Herman said that releasing the tapes to the public could potentially expose the town to legal action.

“My view is the manager needs to know about (an incident) immediately and then the manager outta be able to to come in here and closed session and show you the tape and say ‘We gotta do something about this’ because what your lawyers gonna say is ‘We are gonna get the hell sued out of us,’” Herman said after the meeting.  “Now releasing to the public is sticky wicket. There would be at least legitimate arguments about some safeguard about putting this out in the public domain only because take an ambiguous tape—everybody sees what they want to see.”

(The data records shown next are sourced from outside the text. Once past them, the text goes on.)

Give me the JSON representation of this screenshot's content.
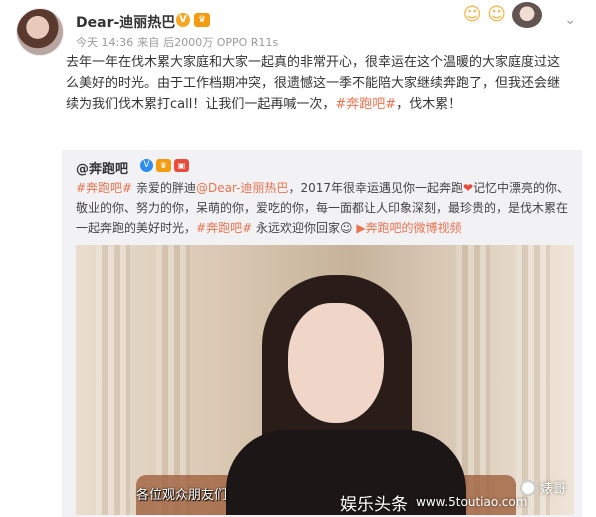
{
  "post": {
    "username": "Dear-迪丽热巴",
    "meta": {
      "time": "今天 14:36",
      "source_prefix": "来自",
      "device": "后2000万 OPPO R11s"
    },
    "text_before": "去年一年在伐木累大家庭和大家一起真的非常开心，很幸运在这个温暖的大家庭度过这么美好的时光。由于工作档期冲突，很遗憾这一季不能陪大家继续奔跑了，但我还会继续为我们伐木累打call！让我们一起再喊一次，",
    "hashtag": "#奔跑吧#",
    "text_after": "，伐木累！"
  },
  "repost": {
    "username": "@奔跑吧",
    "hashtag1": "#奔跑吧#",
    "text1": " 亲爱的胖迪",
    "mention": "@Dear-迪丽热巴",
    "text2": "，2017年很幸运遇见你一起奔跑",
    "text3": "记忆中漂亮的你、敬业的你、努力的你，呆萌的你，爱吃的你，每一面都让人印象深刻，最珍贵的，是伐木累在一起奔跑的美好时光，",
    "hashtag2": "#奔跑吧#",
    "text4": " 永远欢迎你回家",
    "video_link": "奔跑吧的微博视频"
  },
  "video": {
    "subtitle": "各位观众朋友们"
  },
  "watermark": {
    "main": "娱乐头条",
    "site": "www.5toutiao.com",
    "account": "婊哥"
  },
  "icons": [
    "avatar",
    "verified-icon",
    "member-badge-icon",
    "chevron-down-icon",
    "heart-icon",
    "smile-emoji-icon",
    "video-icon"
  ],
  "colors": {
    "accent": "#eb7350",
    "meta": "#999999",
    "repost_bg": "#f2f2f5"
  }
}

Local ACLU attorney Susanna Birdsong, who collaborated on the Carrboro policy, also criticized the law in September after violent protests erupted in Charlotte, N.C. over the shooting death of Keith Lamond Scott.

“Under this shameful new law, North Carolinians will have to spend time and money seeking a court order if they want to obtain police footage they themselves are in – and even then, they could still be denied,” Birdsong said in a statement. “The law also prohibits law enforcement agencies from releasing footage in the public interest – as we have seen officials do recently in Greensboro, Charlotte and Tulsa, Oklahoma – without a court order, which is why it has been criticized by police chiefs in Burlington, Fayetteville, and Greenville, and people across the state.”

The Carrboro policy would allow officers to view recordings prior to writing their reports, except in cases of officer involved shootings. In the event of a shooting, the officer would be suspended for two to three days and then would be required to write a statement about the shooting before they could view the tape. The written statement could then be amended thereafter, but the original draft of the statement would be kept.

Carrboro Police Chief Walter Horton said he supports the new policy, but it will not be the panacea to police-resident relations.

“My two cents—we’ve got a solid policy,” Horton said in the meeting. “I am looking forward to (body worn cameras) but they are not gonna be the end-all solution, the everything that’s gonna answer every question… but I’d rather have it and not need it than need it and not have it.”